Item Two: Jason Spezza Scores in His Second Straight Game
Jason Spezza scored the first goal of the game – his seventh goal of the season – in his team’s 2-0 win over the Flames. Because the Flames were shutout, that goal stood as the game-winner. He also scored the game-winning goal on Feb. 4 against the Vancouver Canucks.
Related: The 50 Goal Season
If you haven’t had a chance to see Spezza’s goal last night, it was a beauty. It also suggests that he hasn’t lost his touch. It was a perfectly-placed shot that went over Rittich’s glove, and it’s probably like many others of the 348 goals Spezza has scored in his career. Last night coach Keefe jumped his ice time to 12:17, which is a couple minutes more than usual.
All that is to say that Spezza’s playing well and has been good value for the team this season. He now has scored goals in two straight games and typically is trustworthy taking face-offs in his team’s defensive zone. Last night was one of the few games that Spezza has lost more draws than he has won (8/10).
Item Three: Zach Hyman Continues to Score
Zach Hyman’s been on a hot streak and scored the team’s second goal of Saturday game. Over his last three games, he’s totaled four points (three of them goals). There’s really no one else like Hyman on the team. He’s always had that special ability to scramble and win puck battles and move the puck to the team’s stars – that’s mostly hard work.
But this season, he’s shown both a scoring touch and an ability and a desire to consider himself an offensive weapon. It looks as if he’s started to think of himself as a go-to option on offense, and that thinking has added to the team’s scoring. He’s on a pace that’s had him score 20 points in 30 games. If he continues, he could come close to having his best season ever.
What’s Next for the Maple Leafs?
Given that Andersen is dealing with a lower-body injury that’s caused him to miss four-games between Feb. 22 to March 1 (he probably came back too early), it’s likely that Campbell will inherit the net for the time being. Whether Campbell’s time in net lasts past Andersen’s injury or not might become an interesting dilemma. Much depends upon how Campbell responds to becoming the de facto starter.
How he responds is a question we simply don’t know the answer to. Since his first game with the Dallas Stars in 2013-14, he’s only played 68 NHL games in total. By the way, last night’s victory evened his NHL career record at 27-27-6.
However, should Campbell keep playing well, he’ll likely ignite a goalie controversy among Maple Leafs’ fans. He has an advocate in me.
The Old Prof (Jim Parsons, Sr.) taught for more than 40 years in the Faculty of Education at the University of Alberta. He’s a Canadian boy, who has two degrees from the University of Kentucky and a doctorate from the University of Texas.
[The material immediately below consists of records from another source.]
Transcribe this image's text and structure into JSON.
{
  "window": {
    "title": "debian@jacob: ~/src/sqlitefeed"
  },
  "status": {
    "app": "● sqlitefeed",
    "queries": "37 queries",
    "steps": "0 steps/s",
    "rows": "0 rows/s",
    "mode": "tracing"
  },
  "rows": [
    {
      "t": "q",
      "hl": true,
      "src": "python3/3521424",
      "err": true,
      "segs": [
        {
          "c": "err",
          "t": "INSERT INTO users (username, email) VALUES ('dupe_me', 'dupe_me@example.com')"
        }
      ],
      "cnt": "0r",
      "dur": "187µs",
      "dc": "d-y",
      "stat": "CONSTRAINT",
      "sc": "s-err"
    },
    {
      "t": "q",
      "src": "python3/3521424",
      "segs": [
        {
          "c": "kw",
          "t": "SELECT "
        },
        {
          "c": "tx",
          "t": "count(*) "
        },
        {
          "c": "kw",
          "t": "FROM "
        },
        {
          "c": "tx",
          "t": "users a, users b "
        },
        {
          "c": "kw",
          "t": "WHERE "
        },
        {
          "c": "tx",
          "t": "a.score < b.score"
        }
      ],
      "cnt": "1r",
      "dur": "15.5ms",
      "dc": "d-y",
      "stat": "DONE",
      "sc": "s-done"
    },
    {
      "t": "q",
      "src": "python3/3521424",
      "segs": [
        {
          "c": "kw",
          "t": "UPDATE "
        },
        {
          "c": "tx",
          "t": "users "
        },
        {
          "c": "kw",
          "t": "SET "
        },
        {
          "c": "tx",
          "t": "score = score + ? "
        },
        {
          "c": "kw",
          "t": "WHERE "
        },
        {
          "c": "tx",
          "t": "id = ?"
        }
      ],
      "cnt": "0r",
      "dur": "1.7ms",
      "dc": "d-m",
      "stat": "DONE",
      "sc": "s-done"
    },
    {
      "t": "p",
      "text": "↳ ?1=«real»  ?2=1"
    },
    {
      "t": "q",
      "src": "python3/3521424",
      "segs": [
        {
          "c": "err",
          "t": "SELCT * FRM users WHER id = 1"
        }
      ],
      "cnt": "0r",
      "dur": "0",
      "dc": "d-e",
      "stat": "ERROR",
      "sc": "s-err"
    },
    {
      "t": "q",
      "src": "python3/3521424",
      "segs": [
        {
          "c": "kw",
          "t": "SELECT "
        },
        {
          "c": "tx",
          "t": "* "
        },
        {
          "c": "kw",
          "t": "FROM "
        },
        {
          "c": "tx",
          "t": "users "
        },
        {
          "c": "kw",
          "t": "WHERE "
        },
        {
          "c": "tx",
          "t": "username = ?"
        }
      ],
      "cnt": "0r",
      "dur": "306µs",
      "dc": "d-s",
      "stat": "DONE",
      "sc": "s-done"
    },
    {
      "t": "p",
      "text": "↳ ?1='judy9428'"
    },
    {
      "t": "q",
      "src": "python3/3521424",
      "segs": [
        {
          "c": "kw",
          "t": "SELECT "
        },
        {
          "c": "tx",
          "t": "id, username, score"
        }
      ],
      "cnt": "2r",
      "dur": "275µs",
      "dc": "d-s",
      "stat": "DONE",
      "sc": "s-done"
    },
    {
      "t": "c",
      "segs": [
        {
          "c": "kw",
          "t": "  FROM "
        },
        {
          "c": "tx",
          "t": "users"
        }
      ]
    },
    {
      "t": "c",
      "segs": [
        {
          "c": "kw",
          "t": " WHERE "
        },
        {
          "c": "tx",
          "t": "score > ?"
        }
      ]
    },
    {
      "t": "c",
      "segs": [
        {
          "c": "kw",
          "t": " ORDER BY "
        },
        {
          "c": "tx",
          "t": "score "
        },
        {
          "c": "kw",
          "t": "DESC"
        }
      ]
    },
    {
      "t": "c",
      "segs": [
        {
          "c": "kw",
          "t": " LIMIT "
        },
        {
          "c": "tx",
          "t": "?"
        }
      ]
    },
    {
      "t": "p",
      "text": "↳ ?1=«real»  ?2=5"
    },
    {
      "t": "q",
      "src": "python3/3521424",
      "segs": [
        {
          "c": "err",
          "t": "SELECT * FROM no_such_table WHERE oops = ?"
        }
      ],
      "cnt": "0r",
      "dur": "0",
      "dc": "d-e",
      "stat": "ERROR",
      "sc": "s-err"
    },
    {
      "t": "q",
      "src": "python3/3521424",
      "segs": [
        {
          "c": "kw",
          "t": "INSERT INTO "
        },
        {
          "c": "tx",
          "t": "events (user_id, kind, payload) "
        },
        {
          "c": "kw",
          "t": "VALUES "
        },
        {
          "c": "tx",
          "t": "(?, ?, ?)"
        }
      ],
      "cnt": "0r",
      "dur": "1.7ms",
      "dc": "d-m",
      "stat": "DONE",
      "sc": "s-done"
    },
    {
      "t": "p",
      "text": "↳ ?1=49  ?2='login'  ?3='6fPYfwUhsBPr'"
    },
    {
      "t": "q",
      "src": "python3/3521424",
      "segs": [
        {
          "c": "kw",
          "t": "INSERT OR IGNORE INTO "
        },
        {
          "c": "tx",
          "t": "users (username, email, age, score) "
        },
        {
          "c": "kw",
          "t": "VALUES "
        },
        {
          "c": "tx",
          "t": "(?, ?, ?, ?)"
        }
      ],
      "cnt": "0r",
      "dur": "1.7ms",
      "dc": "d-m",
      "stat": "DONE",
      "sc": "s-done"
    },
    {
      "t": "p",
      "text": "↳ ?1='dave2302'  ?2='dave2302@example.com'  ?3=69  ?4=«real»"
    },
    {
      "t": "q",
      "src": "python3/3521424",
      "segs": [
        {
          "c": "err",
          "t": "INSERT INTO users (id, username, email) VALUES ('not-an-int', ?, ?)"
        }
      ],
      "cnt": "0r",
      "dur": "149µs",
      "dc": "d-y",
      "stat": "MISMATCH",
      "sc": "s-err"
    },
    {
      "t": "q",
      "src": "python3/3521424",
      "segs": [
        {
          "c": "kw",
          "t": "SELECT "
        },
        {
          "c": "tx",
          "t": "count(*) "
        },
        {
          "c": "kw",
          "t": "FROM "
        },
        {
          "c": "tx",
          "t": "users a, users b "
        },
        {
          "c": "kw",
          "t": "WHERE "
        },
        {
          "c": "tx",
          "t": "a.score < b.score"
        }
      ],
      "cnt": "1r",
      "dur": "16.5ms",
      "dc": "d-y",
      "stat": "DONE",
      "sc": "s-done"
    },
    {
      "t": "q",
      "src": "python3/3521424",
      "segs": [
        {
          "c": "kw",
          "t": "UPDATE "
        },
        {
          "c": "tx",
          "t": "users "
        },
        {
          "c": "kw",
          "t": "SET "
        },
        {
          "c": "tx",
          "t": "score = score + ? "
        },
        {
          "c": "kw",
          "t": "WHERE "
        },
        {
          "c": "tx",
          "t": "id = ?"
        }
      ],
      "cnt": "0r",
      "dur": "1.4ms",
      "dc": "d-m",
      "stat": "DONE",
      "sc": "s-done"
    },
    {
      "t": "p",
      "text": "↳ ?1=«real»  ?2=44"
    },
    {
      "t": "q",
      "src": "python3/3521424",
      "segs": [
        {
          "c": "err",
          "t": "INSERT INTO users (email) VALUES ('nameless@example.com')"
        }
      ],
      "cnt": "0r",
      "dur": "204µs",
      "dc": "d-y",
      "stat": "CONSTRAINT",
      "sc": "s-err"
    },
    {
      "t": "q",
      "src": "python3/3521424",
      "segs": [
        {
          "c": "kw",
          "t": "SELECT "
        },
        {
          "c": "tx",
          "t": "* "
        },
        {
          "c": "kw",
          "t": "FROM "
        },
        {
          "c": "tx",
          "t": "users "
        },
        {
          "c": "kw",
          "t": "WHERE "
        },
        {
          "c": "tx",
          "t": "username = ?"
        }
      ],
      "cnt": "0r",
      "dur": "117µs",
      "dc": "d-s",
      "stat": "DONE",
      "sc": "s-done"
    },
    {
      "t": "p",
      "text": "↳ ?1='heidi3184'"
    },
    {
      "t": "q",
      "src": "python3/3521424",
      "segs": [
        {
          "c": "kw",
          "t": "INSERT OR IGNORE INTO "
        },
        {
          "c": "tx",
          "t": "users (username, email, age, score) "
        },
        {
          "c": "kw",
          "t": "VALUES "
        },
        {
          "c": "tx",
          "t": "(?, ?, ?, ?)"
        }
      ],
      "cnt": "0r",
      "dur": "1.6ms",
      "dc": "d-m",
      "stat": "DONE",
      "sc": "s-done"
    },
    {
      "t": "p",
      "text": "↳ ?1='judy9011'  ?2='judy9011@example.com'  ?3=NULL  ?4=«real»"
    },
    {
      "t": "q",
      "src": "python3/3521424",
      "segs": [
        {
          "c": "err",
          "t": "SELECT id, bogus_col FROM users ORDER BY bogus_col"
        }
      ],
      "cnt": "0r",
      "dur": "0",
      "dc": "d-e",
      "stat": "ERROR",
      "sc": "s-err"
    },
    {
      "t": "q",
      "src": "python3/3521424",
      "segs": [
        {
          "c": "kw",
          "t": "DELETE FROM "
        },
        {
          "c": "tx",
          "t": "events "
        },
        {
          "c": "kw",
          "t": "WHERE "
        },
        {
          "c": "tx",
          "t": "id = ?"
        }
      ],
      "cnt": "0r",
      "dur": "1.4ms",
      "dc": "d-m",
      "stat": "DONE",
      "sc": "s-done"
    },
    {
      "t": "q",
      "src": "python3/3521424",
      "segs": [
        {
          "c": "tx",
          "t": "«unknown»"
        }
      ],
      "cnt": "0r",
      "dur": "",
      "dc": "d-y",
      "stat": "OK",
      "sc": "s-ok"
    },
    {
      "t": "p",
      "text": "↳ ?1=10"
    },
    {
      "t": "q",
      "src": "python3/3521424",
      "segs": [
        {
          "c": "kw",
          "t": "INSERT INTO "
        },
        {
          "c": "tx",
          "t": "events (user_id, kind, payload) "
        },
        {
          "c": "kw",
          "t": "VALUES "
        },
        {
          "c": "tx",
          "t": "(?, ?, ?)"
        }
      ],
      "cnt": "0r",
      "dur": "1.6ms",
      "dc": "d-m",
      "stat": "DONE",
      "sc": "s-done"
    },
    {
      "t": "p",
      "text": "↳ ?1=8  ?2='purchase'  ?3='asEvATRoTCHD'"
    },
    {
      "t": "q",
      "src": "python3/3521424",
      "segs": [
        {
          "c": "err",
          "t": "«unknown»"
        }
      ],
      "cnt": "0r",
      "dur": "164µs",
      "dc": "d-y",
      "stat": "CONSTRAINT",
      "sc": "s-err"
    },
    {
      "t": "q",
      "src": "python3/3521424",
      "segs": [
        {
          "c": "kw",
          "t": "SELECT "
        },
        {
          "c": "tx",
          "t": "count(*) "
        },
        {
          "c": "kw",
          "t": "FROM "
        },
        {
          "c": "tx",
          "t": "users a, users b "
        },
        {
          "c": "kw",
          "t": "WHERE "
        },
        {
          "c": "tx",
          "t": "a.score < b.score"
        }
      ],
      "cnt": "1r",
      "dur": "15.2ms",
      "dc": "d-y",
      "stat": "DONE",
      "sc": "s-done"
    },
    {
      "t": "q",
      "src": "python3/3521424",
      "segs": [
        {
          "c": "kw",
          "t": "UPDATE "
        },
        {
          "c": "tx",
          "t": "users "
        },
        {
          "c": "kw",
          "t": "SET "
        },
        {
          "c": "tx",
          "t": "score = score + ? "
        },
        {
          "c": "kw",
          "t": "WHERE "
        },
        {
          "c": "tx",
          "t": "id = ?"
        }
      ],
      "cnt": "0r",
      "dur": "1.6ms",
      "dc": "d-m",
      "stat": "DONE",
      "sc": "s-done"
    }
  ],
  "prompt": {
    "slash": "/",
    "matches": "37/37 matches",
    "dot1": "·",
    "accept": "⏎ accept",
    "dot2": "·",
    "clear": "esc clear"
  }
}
He is now retired on Vancouver Island, where he lives with his family. His hobbies include playing with his hockey cards and simply being a sports fan – hockey, the Toronto Raptors, and CFL football (thinks Ricky Ray personifies how a professional athlete should act).
If you wonder why he doesn’t use his real name, it’s because his son – who’s also Jim Parsons – wrote for The Hockey Writers first and asked Jim Sr. to use another name so readers wouldn’t confuse their work.
Because Jim Sr. had worked in China, he adopted the Mandarin word for teacher (老師). The first character lǎo (老) means “old,” and the second character shī (師) means “teacher.” The literal translation of lǎoshī is “old teacher.” That became his pen name. Today, other than writing for The Hockey Writers, he teaches graduate students research design at several Canadian universities.
He looks forward to sharing his insights about the Toronto Maple Leafs and about how sports engages life more fully. His Twitter address is https://twitter.com/TheOldProf